To complete the trifecta, Breitbart.com reported over the weekend that immigrants have been caught trying to enter the United States from over 75 countries including many from Western Africa.
On Sunday, Brandon Darby reported:
Among the significant revelations are that individuals from nations currently suffering from the world’s largest Ebola outbreak have been caught attempting to sneak across the porous U.S. border into the interior of the United States. At least 71 individuals from the three nations affected by the current Ebola outbreak have either turned themselves in or been caught attempting to illegally enter the U.S. by U.S. authorities between January 2014 and July 2014.
Please keep in mind that this is 71 who have been caught or turned themselves in. The number who successfully crossed could be substantially higher.
Despite these facts, I have grown frustrated by some of the current debate on social media. Many seem to reason that no one with Ebola could make that trip. They seem to forget that the latency period can be as long as 21 days, and…
Keep in mind that even if a person from West Africa is unable to complete that journey, they could be potentially infecting those around them who are. It does not have to be a West African who crosses the border with a full-blown case of Ebola. It could be that they come to El Salvador, Honduras or Guatemala, and infect some of the locals before those locals attempt to cross.
I see it as common sense. Some seem to see it as conspiracy.
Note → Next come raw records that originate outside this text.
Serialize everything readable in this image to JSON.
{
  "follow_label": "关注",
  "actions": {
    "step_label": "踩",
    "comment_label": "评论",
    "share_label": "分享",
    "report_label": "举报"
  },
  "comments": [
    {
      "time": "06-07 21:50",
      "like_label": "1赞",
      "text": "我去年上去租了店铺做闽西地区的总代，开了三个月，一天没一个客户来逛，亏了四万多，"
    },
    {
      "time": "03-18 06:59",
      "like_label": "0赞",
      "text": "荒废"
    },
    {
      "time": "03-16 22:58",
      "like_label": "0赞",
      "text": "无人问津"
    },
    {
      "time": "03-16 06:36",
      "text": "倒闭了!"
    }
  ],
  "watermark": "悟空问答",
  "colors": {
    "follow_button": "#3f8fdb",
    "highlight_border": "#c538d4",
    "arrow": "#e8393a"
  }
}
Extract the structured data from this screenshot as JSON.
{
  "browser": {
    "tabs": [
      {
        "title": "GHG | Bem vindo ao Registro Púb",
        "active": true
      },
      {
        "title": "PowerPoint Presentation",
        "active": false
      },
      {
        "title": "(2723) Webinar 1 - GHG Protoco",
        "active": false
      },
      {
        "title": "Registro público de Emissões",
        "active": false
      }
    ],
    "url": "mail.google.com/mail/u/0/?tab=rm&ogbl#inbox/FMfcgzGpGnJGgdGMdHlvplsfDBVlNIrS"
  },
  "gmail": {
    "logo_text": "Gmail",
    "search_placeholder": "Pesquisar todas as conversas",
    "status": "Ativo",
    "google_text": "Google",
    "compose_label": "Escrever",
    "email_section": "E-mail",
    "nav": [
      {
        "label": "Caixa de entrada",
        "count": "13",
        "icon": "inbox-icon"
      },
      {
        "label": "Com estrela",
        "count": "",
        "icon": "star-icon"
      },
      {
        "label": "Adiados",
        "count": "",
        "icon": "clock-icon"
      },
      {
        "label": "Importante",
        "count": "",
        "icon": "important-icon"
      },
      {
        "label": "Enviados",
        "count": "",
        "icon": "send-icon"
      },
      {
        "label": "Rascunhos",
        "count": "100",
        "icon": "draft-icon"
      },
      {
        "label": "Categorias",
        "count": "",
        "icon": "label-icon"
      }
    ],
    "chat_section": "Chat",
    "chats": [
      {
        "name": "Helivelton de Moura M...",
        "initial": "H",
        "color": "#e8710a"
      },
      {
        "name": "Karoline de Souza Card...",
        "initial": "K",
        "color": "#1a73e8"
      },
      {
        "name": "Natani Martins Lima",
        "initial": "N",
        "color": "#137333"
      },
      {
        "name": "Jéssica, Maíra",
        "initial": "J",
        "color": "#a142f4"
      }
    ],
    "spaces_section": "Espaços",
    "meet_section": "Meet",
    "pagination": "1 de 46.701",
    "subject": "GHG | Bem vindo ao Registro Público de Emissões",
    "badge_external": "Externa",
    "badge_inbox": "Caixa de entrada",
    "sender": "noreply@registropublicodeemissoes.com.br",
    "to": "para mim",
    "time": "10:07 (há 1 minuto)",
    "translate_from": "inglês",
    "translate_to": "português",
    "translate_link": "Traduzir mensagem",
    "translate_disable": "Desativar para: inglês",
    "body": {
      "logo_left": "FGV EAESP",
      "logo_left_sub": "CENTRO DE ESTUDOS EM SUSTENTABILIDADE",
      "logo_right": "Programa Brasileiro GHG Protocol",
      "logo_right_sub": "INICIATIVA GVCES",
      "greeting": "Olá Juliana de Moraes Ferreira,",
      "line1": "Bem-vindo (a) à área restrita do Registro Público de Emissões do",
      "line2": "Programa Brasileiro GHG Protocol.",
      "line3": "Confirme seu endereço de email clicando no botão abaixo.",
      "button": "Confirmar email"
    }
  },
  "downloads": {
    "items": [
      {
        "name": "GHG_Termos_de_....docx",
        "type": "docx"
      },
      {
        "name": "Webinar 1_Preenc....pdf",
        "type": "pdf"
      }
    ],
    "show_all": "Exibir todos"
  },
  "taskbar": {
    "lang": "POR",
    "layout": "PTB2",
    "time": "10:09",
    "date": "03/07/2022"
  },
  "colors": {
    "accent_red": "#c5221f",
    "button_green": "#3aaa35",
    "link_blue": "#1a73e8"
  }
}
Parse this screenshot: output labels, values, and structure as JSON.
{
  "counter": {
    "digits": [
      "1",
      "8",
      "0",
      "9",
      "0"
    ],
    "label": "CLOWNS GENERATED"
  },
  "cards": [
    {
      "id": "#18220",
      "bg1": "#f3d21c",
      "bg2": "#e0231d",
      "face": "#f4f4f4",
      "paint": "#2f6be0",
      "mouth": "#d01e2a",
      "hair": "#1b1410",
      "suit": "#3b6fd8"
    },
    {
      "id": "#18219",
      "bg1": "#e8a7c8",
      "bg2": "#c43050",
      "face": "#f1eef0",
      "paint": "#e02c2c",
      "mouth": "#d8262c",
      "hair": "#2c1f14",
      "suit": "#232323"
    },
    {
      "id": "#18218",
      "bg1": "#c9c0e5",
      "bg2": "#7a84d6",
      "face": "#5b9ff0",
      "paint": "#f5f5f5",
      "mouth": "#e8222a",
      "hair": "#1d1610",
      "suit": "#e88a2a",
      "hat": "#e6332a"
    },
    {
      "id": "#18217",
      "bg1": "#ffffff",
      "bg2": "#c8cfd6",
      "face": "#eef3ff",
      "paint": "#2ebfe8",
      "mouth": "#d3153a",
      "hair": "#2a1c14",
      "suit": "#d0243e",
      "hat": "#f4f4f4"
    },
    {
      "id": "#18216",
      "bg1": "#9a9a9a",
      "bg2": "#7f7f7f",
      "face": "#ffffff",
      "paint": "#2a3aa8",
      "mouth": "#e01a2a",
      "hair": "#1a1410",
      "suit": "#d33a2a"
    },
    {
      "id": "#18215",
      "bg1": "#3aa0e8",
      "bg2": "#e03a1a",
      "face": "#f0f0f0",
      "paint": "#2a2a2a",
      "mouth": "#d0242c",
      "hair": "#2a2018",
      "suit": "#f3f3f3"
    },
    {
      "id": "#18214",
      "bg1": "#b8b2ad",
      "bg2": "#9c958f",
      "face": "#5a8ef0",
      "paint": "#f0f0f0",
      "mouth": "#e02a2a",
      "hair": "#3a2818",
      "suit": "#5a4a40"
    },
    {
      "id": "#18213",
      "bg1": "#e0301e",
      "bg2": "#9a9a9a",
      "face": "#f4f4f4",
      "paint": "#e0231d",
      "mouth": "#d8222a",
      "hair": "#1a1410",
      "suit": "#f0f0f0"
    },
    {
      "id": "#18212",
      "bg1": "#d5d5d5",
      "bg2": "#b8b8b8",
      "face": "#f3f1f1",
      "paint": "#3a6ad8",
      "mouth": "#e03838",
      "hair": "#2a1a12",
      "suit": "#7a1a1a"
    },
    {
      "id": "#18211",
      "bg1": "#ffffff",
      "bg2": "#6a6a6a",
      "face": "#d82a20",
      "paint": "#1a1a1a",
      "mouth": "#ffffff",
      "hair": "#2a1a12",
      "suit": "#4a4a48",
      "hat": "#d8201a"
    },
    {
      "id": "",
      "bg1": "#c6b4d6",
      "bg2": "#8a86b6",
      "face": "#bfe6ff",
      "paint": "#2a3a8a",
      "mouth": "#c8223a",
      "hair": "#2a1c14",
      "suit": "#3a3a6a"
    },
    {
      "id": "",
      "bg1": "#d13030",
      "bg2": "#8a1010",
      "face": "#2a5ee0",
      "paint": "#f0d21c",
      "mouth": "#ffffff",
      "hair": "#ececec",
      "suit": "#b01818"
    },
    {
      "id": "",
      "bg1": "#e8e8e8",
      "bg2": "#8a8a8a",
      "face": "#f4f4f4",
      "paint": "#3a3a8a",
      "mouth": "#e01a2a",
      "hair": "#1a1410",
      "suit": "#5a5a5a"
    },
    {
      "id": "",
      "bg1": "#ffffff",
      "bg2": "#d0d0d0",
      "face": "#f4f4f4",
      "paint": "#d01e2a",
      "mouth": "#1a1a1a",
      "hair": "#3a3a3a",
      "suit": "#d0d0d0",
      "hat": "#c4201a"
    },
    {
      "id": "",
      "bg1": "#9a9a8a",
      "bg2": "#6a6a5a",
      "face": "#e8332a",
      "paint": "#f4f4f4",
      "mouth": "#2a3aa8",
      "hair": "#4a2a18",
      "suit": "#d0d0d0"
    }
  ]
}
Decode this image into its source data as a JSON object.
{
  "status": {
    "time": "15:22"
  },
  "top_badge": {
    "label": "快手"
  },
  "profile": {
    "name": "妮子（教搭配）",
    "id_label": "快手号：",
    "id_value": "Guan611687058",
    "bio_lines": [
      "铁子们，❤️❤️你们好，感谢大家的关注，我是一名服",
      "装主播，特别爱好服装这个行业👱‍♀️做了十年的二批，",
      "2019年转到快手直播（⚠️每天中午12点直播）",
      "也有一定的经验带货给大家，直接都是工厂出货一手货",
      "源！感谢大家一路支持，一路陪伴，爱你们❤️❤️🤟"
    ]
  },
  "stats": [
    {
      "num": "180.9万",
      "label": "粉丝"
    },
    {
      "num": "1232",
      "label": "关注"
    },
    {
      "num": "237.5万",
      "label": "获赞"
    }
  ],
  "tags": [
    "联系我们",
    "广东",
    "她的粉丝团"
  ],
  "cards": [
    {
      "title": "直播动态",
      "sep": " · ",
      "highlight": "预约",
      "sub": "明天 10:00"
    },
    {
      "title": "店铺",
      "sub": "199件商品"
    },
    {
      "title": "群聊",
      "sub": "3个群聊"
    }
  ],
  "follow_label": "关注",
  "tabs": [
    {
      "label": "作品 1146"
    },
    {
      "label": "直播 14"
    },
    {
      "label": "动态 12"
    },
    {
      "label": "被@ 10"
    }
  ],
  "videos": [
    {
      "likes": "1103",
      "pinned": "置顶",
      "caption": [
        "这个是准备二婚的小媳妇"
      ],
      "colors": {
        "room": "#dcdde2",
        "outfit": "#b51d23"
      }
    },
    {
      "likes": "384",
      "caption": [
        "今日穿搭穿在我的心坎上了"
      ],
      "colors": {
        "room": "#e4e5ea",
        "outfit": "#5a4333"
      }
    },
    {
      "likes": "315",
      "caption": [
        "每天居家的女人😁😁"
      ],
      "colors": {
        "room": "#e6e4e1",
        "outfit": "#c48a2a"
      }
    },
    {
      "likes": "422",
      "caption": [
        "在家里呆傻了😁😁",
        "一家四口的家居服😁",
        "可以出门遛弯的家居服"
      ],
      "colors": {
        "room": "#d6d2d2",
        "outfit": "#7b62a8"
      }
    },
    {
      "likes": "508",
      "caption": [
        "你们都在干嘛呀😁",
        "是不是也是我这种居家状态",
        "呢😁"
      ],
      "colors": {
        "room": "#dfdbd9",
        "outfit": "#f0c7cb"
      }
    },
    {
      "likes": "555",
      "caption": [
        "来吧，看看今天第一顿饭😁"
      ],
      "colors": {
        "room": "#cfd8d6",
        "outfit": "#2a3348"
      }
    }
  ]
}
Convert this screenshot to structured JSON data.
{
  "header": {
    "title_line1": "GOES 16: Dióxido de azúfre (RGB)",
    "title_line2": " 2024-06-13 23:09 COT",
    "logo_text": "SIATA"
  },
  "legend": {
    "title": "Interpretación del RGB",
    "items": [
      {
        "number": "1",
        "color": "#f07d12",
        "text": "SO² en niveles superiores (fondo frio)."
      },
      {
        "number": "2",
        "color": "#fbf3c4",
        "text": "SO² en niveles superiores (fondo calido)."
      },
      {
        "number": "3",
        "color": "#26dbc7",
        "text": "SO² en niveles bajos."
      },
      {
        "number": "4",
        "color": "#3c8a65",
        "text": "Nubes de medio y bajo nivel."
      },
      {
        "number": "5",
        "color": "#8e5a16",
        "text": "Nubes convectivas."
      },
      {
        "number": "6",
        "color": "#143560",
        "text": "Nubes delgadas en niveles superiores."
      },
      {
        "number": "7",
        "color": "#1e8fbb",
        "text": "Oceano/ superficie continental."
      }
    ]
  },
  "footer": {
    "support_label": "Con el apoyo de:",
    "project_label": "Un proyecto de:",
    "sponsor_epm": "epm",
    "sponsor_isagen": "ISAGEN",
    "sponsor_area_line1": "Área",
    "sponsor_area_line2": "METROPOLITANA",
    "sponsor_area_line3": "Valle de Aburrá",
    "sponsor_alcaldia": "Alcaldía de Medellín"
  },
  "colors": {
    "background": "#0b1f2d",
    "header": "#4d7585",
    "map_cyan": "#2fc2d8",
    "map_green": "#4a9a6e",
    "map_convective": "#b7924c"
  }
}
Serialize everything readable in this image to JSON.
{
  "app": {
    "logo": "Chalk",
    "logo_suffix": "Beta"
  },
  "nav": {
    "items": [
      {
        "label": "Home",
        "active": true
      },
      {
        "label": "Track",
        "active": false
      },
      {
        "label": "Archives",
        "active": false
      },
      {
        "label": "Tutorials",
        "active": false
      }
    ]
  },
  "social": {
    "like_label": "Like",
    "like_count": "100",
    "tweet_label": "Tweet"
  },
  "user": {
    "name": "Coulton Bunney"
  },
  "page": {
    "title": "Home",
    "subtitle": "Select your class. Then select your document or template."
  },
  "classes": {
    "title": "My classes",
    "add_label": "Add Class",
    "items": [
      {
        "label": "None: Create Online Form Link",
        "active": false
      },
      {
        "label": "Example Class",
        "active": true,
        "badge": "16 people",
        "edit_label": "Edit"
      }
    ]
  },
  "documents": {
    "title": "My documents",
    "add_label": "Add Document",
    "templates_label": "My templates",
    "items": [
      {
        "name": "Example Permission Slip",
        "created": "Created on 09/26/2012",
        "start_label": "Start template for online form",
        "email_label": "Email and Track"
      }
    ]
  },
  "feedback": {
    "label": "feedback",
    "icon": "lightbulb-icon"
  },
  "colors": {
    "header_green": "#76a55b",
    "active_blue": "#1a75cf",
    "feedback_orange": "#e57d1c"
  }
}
The point is that it is very possible, if not likely, and questions need to be asked. But with congress off on a 5-week vacation, there is seemingly no one around to ask those questions.
Congressman Todd Rokita is a Republican from Indiana’s 4th District. In a radio interview on Monday he asked the question that so many have seemed unwilling to ask.
What about the Southern Border?
The Munster native, whose district includes Newton and Jasper counties, made the unsubstantiated claim during an interview on Indianapolis’ WIBC-FM “Garrison” radio program.
Referencing a conversation he had with U.S. Rep. Larry Bucshon, R-Newburgh, who is a heart surgeon, Rokita said they agreed there is a public health risk associated with the federal refugee agency placing immigrant children in the homes of U.S. relatives or sponsors.
“He said, look, we need to know just from a public-health standpoint, with Ebola circulating and everything else — no, that’s my addition to it, not necessarily his — but he said we need to know the condition of these kids,” Rokita said.
No human Ebola illness ever has been contracted in the Western Hemisphere and none of the 30,340 unaccompanied minors released this year to relatives or sponsors, including the 245 children placed in Indiana homes, have Ebola, according to the U.S. Office of Refugee Resettlement.
The refugee agency notes on its placement-reporting website that all children receive vaccinations and medical screenings before being released to a relative or sponsor, and no child is released who has a contagious condition.
Rokita said he doubts that claim and suggested the better course would be to keep all the children together in one place.
Unsubstantiated? It’s common sense. And since these kids are being vaccinated, does that include the, so far, non-existent Ebola vaccine?
If there are West Africans pouring into Central America it only seems to reason that they could infect others, even if they do not cross the border themselves.
I would agree with Rokita. I do not believe the narrative of these health screenings, at least not to the extent that they are comprehensive.
Do you really believe that these kids are being tested for Ebola?
As you have already seen in the possible case at Mt. Sinai Hospital, the testing is not instantaneous and my sources tell me that it takes a minimum of 24-48 hours to properly screen a patient for Ebola.
With the Southern Border being overwhelmed and various government amnesty proponents claiming that we do not have enough money to function, do you really believe that these kids are being properly screened for Ebola?
Wake up people.
If Ebola has not already crossed that border, there is a strong likelihood that it will.